Excerpts from an interface dataset
——————————
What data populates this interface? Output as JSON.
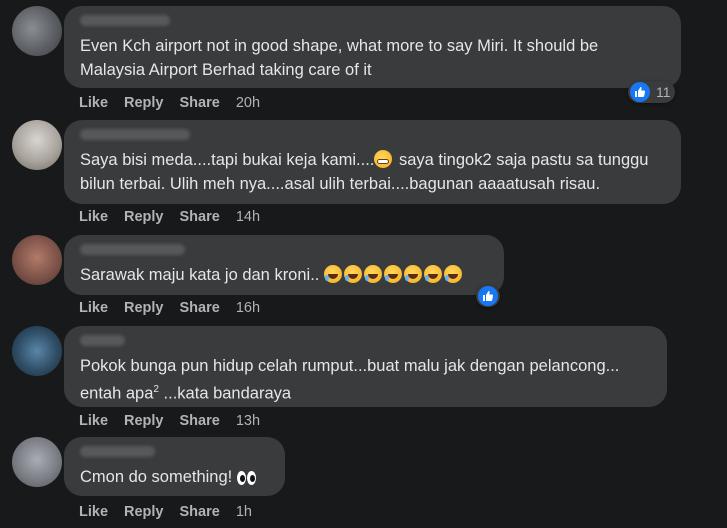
{
  "comments": [
    {
      "text_lines": [
        "Even Kch airport not in good shape, what more to say Miri. It should be",
        "Malaysia Airport Berhad taking care of it"
      ],
      "like": "Like",
      "reply": "Reply",
      "share": "Share",
      "time": "20h",
      "reaction_count": "11"
    },
    {
      "text_lines": [
        "Saya bisi meda....tapi bukai keja kami....",
        " saya tingok2 saja pastu sa tunggu",
        "bilun terbai. Ulih meh nya....asal ulih terbai....bagunan aaaatusah risau."
      ],
      "like": "Like",
      "reply": "Reply",
      "share": "Share",
      "time": "14h"
    },
    {
      "text": "Sarawak maju kata jo dan kroni.. ",
      "like": "Like",
      "reply": "Reply",
      "share": "Share",
      "time": "16h"
    },
    {
      "text_lines": [
        "Pokok bunga pun hidup celah rumput...buat malu jak dengan pelancong...",
        "entah apa",
        "2",
        " ...kata bandaraya"
      ],
      "like": "Like",
      "reply": "Reply",
      "share": "Share",
      "time": "13h"
    },
    {
      "text": "Cmon do something! ",
      "like": "Like",
      "reply": "Reply",
      "share": "Share",
      "time": "1h"
    }
  ],
  "icons": {
    "like_badge": "thumbs-up-icon",
    "laugh_emoji": "laughing-crying-emoji-icon",
    "grimace_emoji": "grimacing-emoji-icon",
    "eyes_emoji": "eyes-emoji-icon"
  },
  "colors": {
    "background": "#18191a",
    "bubble": "#3a3b3c",
    "text": "#e4e6eb",
    "secondary_text": "#b0b3b8",
    "like_blue": "#1877f2"
  }
}
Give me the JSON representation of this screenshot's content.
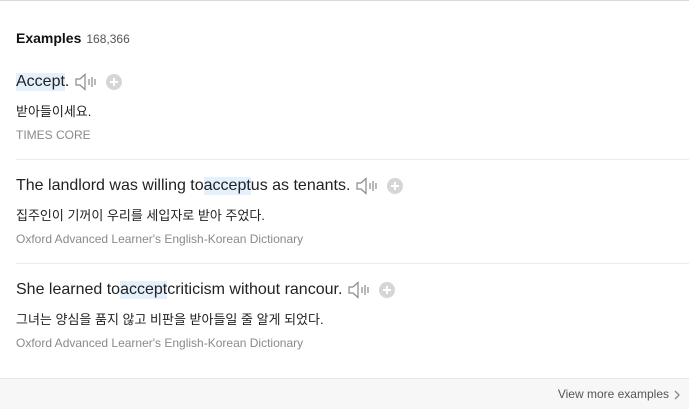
{
  "header": {
    "title": "Examples",
    "count": "168,366"
  },
  "examples": [
    {
      "before": "",
      "highlight": "Accept",
      "after": ".",
      "translation": "받아들이세요.",
      "source": "TIMES CORE"
    },
    {
      "before": "The landlord was willing to ",
      "highlight": "accept",
      "after": " us as tenants.",
      "translation": "집주인이 기꺼이 우리를 세입자로 받아 주었다.",
      "source": "Oxford Advanced Learner's English-Korean Dictionary"
    },
    {
      "before": "She learned to ",
      "highlight": "accept",
      "after": " criticism without rancour.",
      "translation": "그녀는 양심을 품지 않고 비판을 받아들일 줄 알게 되었다.",
      "source": "Oxford Advanced Learner's English-Korean Dictionary"
    }
  ],
  "footer": {
    "view_more": "View more examples"
  },
  "icons": {
    "speaker": "speaker-icon",
    "add": "plus-circle-icon",
    "chevron": "chevron-right-icon"
  },
  "colors": {
    "highlight": "#e4f1fc",
    "source_text": "#8a8a8a",
    "add_button": "#d6d6d6"
  }
}
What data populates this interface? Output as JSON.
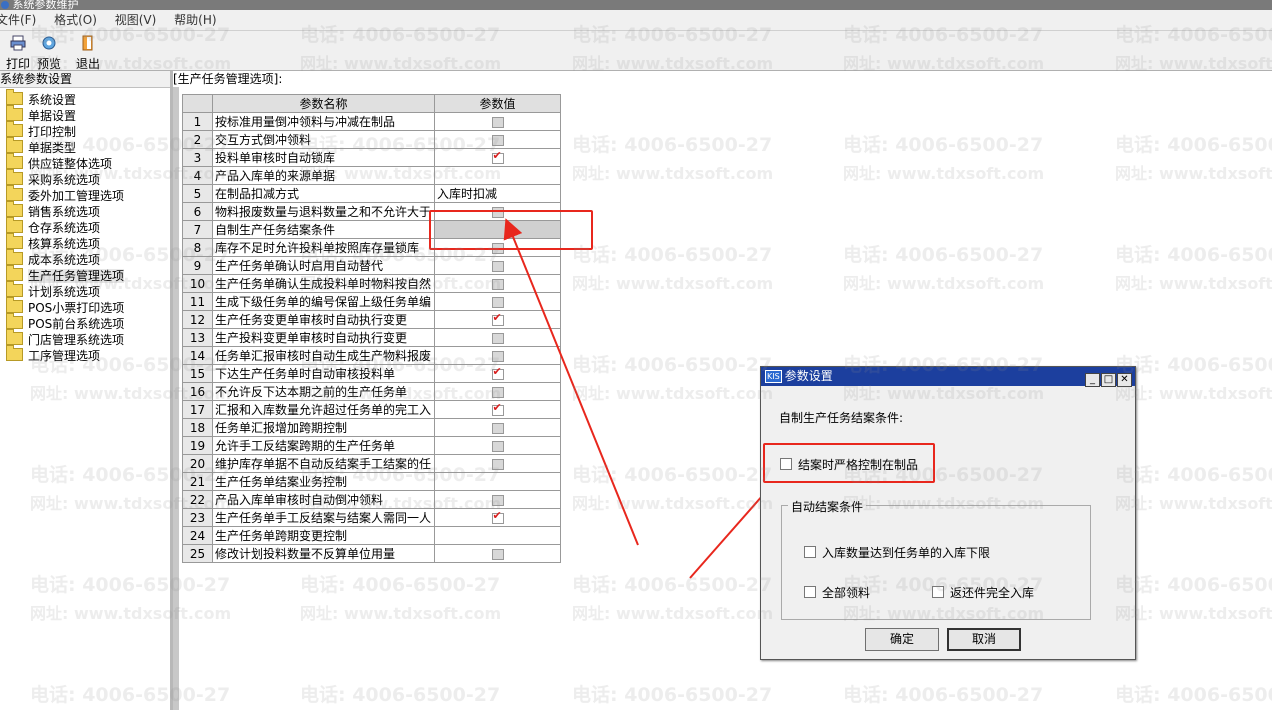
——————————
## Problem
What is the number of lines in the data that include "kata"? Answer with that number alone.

## Expected output
2